▶ [What is expected] Scanning the listing below, tally every line where the string "data" shows up, then state the count alone.

• • • •

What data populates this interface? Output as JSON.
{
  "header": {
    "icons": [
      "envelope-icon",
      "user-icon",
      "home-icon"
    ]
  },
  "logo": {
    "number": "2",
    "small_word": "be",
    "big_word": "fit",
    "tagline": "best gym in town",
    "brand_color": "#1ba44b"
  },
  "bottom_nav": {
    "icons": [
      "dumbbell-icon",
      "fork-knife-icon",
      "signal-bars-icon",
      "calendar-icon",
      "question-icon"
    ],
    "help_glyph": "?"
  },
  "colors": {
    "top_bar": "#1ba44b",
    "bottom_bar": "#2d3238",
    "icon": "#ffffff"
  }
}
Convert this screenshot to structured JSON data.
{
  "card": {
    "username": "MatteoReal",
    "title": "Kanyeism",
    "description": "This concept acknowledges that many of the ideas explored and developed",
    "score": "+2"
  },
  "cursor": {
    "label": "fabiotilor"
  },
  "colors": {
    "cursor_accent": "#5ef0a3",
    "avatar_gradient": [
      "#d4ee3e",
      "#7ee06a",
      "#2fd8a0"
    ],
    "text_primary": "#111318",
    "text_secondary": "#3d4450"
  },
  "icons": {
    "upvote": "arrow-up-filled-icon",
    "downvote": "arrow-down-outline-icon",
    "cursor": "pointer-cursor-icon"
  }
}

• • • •

▶ [Task answer] 2